I worry about pollsters. Gallup will tell you they carefully design their questions, as all the good pollsters do. Sometimes, though, you gotta wonder.
Excuse me? I’m a Christian. When someone asks me if I believe in evolution, I reply that, as a Christian, I believe in God, and I believe in Jesus as my savior. But I understand how evolution works, and I find it to be good science. I usually add, “I find it to be true science.” Then I point out their question assumes a faith response in science, while a faith response would be anti-science itself.
Gallup hasn’t figured that out yet?
The results are good — “belief” in evolution is rising slowly, over the years, comparing Gallup polls. Most polls show just under 90% of Americans call themselves Christian — were the fundamentalists to have nearly so much sway as they wish, 40% rejection of their messages on evolution would not be possible. After more than 100 years of preaching that Darwin is evil, only 6 in 10 Americans accept that message. That’s not bad.
But what would the response be were Gallup to ask these questions:
- “Faced with a diagnosis of cancer, would you rely solely on prayer, or would you take advantage of evolution-based medical treatments?”
- “Because DNA demonstrates family relationships so accurately, we use it to establish paternity in court proceedings. Do you think we should stop using evolution-based science like DNA analysis to establish paternity?”
- “DNA evidence is based on evolution theory.
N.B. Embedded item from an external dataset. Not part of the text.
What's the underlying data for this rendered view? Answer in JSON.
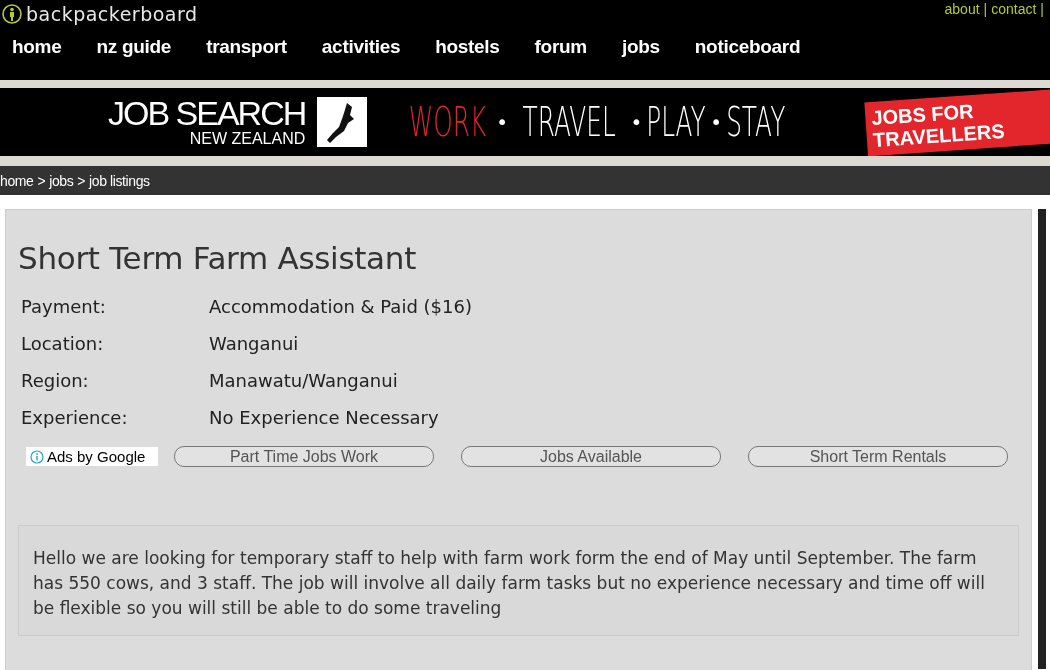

Do you think we should stop using DNA evidence in court, in rape and murder cases, or do you support such uses of evolution theory?”
What do you think the polls would show?